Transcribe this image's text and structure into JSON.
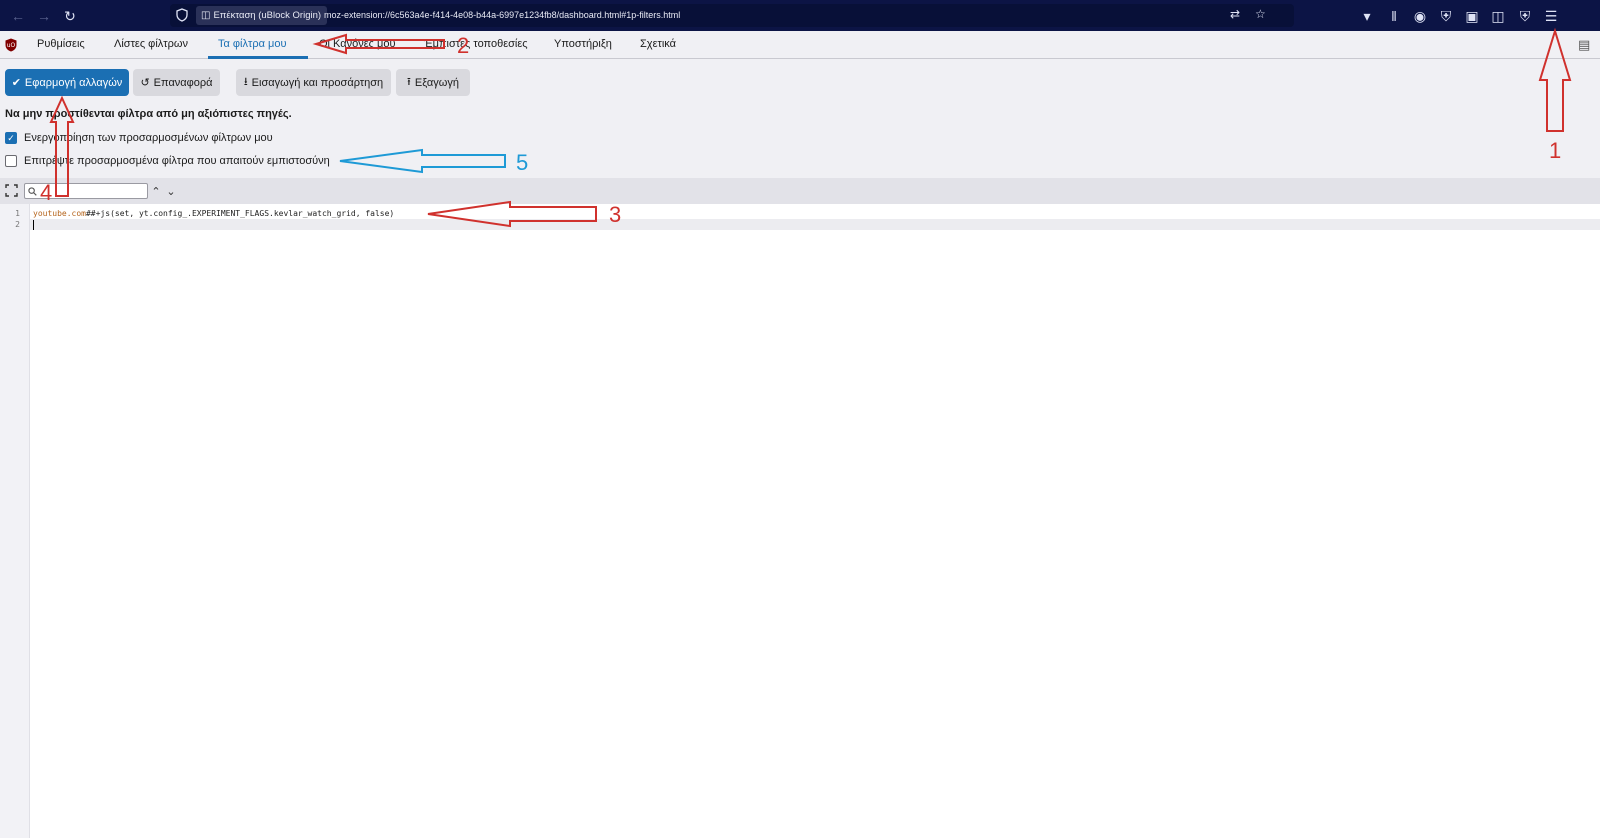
{
  "browser": {
    "extension_chip": "Επέκταση (uBlock Origin)",
    "url": "moz-extension://6c563a4e-f414-4e08-b44a-6997e1234fb8/dashboard.html#1p-filters.html"
  },
  "tabs": [
    {
      "label": "Ρυθμίσεις",
      "active": false
    },
    {
      "label": "Λίστες φίλτρων",
      "active": false
    },
    {
      "label": "Τα φίλτρα μου",
      "active": true
    },
    {
      "label": "Οι Κανόνες μου",
      "active": false
    },
    {
      "label": "Έμπιστες τοποθεσίες",
      "active": false
    },
    {
      "label": "Υποστήριξη",
      "active": false
    },
    {
      "label": "Σχετικά",
      "active": false
    }
  ],
  "actions": {
    "apply": "Εφαρμογή αλλαγών",
    "revert": "Επαναφορά",
    "import": "Εισαγωγή και προσάρτηση",
    "export": "Εξαγωγή"
  },
  "notice": "Να μην προστίθενται φίλτρα από μη αξιόπιστες πηγές.",
  "options": {
    "enable_custom": {
      "label": "Ενεργοποίηση των προσαρμοσμένων φίλτρων μου",
      "checked": true
    },
    "allow_trusted": {
      "label": "Επιτρέψτε προσαρμοσμένα φίλτρα που απαιτούν εμπιστοσύνη",
      "checked": false
    }
  },
  "search": {
    "value": ""
  },
  "editor": {
    "lines": [
      {
        "number": "1",
        "domain": "youtube.com",
        "rest": "##+js(set, yt.config_.EXPERIMENT_FLAGS.kevlar_watch_grid, false)"
      },
      {
        "number": "2",
        "domain": "",
        "rest": ""
      }
    ]
  },
  "annotations": {
    "labels": [
      "1",
      "2",
      "3",
      "4",
      "5"
    ],
    "red": "#d0312d",
    "blue": "#1e9ad6"
  },
  "colors": {
    "accent": "#1b6fb3",
    "toolbar": "#0c1445",
    "domain_text": "#b5651d"
  }
}
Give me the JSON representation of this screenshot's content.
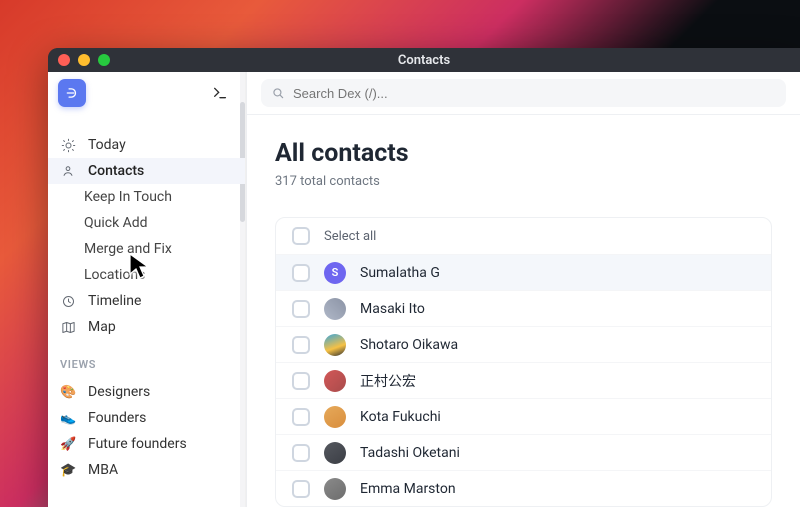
{
  "window": {
    "title": "Contacts"
  },
  "search": {
    "placeholder": "Search Dex (/)..."
  },
  "sidebar": {
    "nav": [
      {
        "icon": "sun",
        "label": "Today"
      },
      {
        "icon": "person",
        "label": "Contacts"
      },
      {
        "icon": "none",
        "label": "Keep In Touch"
      },
      {
        "icon": "none",
        "label": "Quick Add"
      },
      {
        "icon": "none",
        "label": "Merge and Fix"
      },
      {
        "icon": "none",
        "label": "Locations"
      },
      {
        "icon": "clock",
        "label": "Timeline"
      },
      {
        "icon": "map",
        "label": "Map"
      }
    ],
    "views_header": "VIEWS",
    "views": [
      {
        "emoji": "🎨",
        "label": "Designers"
      },
      {
        "emoji": "👟",
        "label": "Founders"
      },
      {
        "emoji": "🚀",
        "label": "Future founders"
      },
      {
        "emoji": "🎓",
        "label": "MBA"
      }
    ]
  },
  "main": {
    "title": "All contacts",
    "subtitle": "317 total contacts",
    "select_all": "Select all",
    "rows": [
      {
        "name": "Sumalatha G",
        "avatar_letter": "S"
      },
      {
        "name": "Masaki Ito"
      },
      {
        "name": "Shotaro Oikawa"
      },
      {
        "name": "正村公宏"
      },
      {
        "name": "Kota Fukuchi"
      },
      {
        "name": "Tadashi Oketani"
      },
      {
        "name": "Emma Marston"
      }
    ]
  }
}
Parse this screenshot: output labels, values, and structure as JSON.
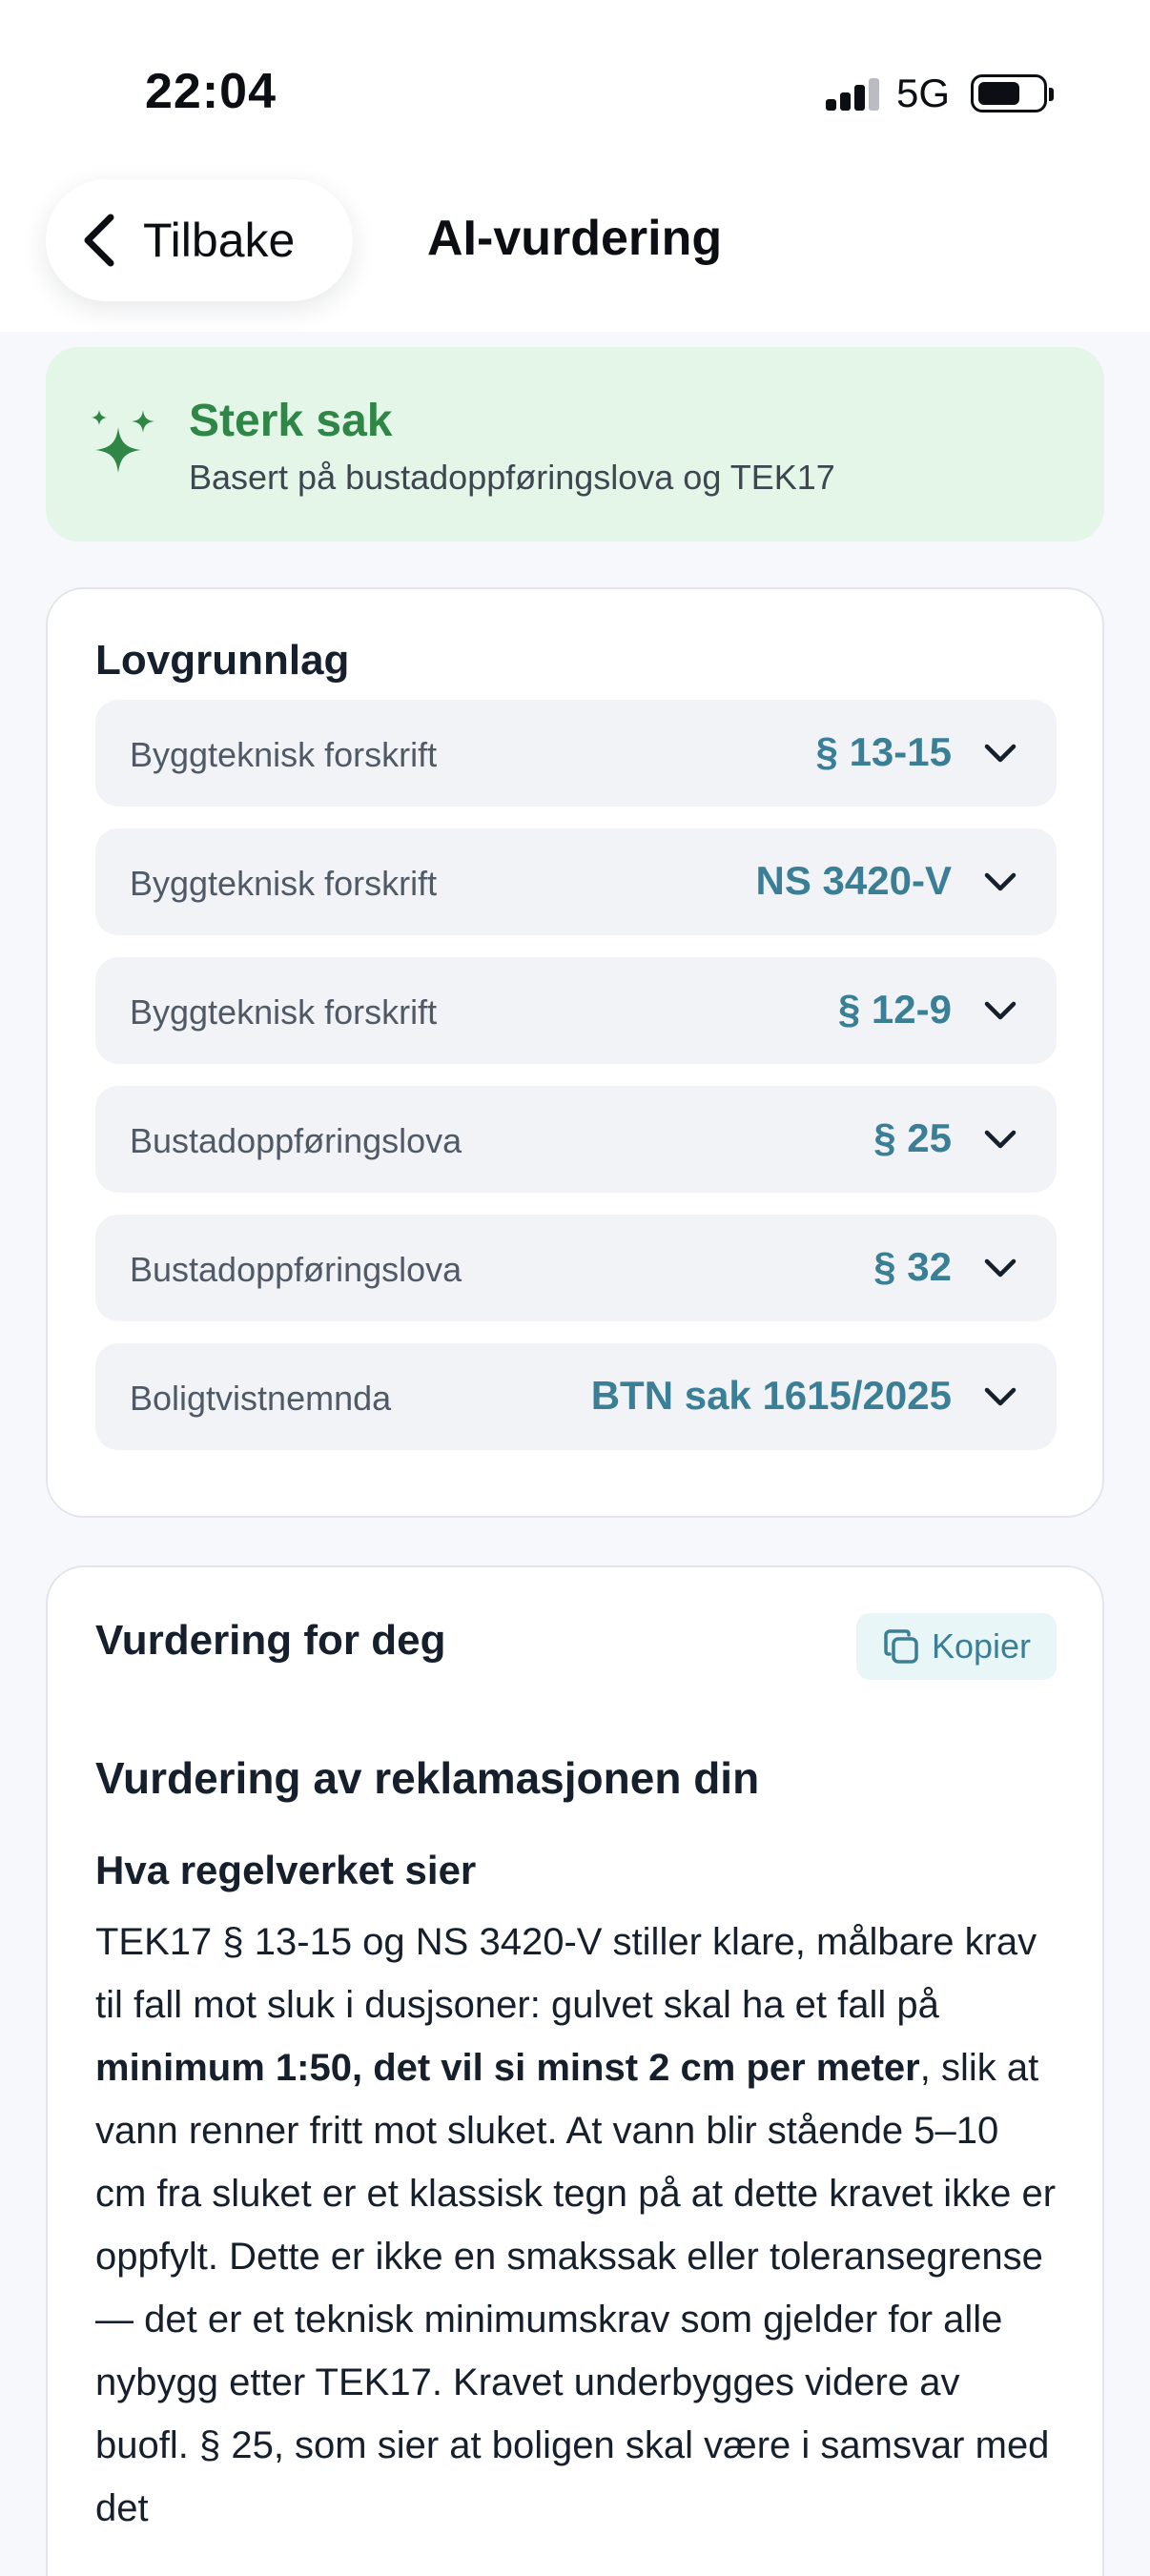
{
  "status_bar": {
    "time": "22:04",
    "network": "5G"
  },
  "header": {
    "back_label": "Tilbake",
    "title": "AI-vurdering"
  },
  "banner": {
    "title": "Sterk sak",
    "subtitle": "Basert på bustadoppføringslova og TEK17",
    "accent_color": "#2f8646",
    "background_color": "#e3f6e8"
  },
  "legal_basis": {
    "title": "Lovgrunnlag",
    "items": [
      {
        "source": "Byggteknisk forskrift",
        "reference": "§ 13-15"
      },
      {
        "source": "Byggteknisk forskrift",
        "reference": "NS 3420-V"
      },
      {
        "source": "Byggteknisk forskrift",
        "reference": "§ 12-9"
      },
      {
        "source": "Bustadoppføringslova",
        "reference": "§ 25"
      },
      {
        "source": "Bustadoppføringslova",
        "reference": "§ 32"
      },
      {
        "source": "Boligtvistnemnda",
        "reference": "BTN sak 1615/2025"
      }
    ],
    "reference_color": "#3a7f96"
  },
  "assessment": {
    "title": "Vurdering for deg",
    "copy_label": "Kopier",
    "heading": "Vurdering av reklamasjonen din",
    "section_heading": "Hva regelverket sier",
    "paragraph": {
      "part1": "TEK17 § 13-15 og NS 3420-V stiller klare, målbare krav til fall mot sluk i dusjsoner: gulvet skal ha et fall på ",
      "bold": "minimum 1:50, det vil si minst 2 cm per meter",
      "part2": ", slik at vann renner fritt mot sluket. At vann blir stående 5–10 cm fra sluket er et klassisk tegn på at dette kravet ikke er oppfylt. Dette er ikke en smakssak eller toleransegrense — det er et teknisk minimumskrav som gjelder for alle nybygg etter TEK17. Kravet underbygges videre av buofl. § 25, som sier at boligen skal være i samsvar med det"
    }
  }
}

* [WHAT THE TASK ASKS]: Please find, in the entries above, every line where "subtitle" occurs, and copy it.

* [TASK RESPONSE]:
    "subtitle": "317 total contacts",
    "subtitle": "Basert på bustadoppføringslova og TEK17",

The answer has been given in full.